### Work task
Among the lines of the entries below, count those containing the word "title" and answer with the number only.

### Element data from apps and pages

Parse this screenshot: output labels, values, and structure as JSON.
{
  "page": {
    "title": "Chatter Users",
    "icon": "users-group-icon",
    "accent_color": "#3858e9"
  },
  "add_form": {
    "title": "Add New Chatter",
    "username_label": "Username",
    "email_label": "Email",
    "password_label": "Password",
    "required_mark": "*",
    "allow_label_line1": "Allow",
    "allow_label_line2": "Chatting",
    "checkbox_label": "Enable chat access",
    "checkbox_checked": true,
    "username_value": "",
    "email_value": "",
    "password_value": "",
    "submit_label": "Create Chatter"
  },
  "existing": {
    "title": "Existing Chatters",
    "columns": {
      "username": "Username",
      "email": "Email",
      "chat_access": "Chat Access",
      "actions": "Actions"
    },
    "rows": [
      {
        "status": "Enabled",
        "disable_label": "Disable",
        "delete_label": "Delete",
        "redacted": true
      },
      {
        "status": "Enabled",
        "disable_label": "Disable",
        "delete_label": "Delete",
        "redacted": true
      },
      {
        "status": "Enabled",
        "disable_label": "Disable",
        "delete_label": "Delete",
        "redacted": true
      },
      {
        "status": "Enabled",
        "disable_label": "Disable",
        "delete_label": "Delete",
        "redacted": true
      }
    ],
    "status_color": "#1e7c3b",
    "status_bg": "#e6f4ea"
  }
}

### Output of the task
3